Anyway, what you have, up to the watershed of The Hustler in 1961, is an actor already working at a high level and, for the most part, attacking roles with great fervor and seriousness. The only movie from this period in which the Siren really sees Newman on autopilot is Exodus, and she can't say she blames him for that one. Otherwise, in his early films he isn't relying on his looks and his charisma comes out sparingly. Maybe that's why his 1960s work, which brought him a number of roles that required allure in spades, was and remains such a thunderclap.

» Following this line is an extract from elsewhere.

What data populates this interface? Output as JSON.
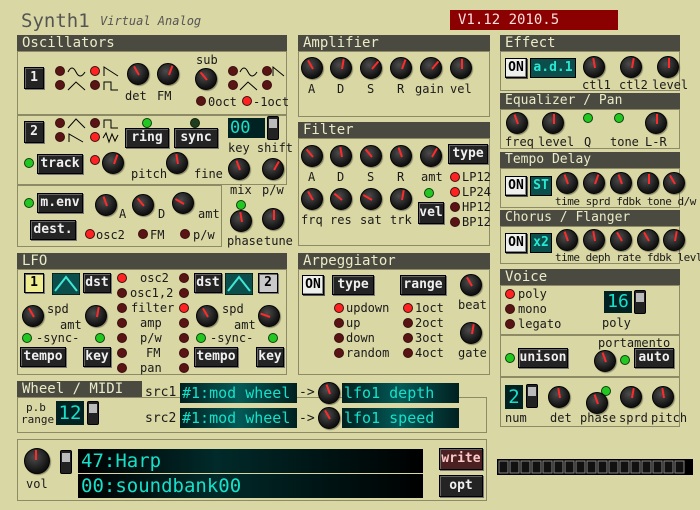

With 1963's Hud, Newman would eventually express dismay that the amoral, ruthless title character was taken for his charm and not the viciousness underneath. That audience reaction was the result, however, of perfect playing. Orson Welles's depiction of Harry Lime had the same fate. How else would these men do their dirty work, if they could not make a surface so dazzling it blinded people? In Cool Hand Luke, allegory goes down so easily at least in part because Newman takes Luke and gives him more allure than any straight-up movie Jesus ever had. The Siren likes to think it was maybe a bit of payback for that earlier exercise in Christian mythology.
In later years Newman contributed to the "blue-eyed likability" meme by describing acting as unfit work for a grown-up and pouring his efforts into other interests, like auto-racing, politics and his charitable endeavors. It may well be that at some point the parts he was being offered began to bore him--another irresistible devil, ho-hum. Well, talent Newman had in abundance, but technique and ability must be kept in shape, something Newman acknowledged when he retired a couple of years ago. The Siren does not for one minute believe that he truly despised acting. He stayed too good for too long, his performance in 1994's Nobody's Fool as fresh and true as any he gave in the first golden years of superstardom. His Absence of Malice costar, Sally Field, remarked that "He's so easy you keep thinking he's not doing anything. You know, 'When is he going to act?'" The secret to Paul Newman, and what has the Siren missing him so badly this morning, is that he wasn't just lucky. He was working for the audience all along.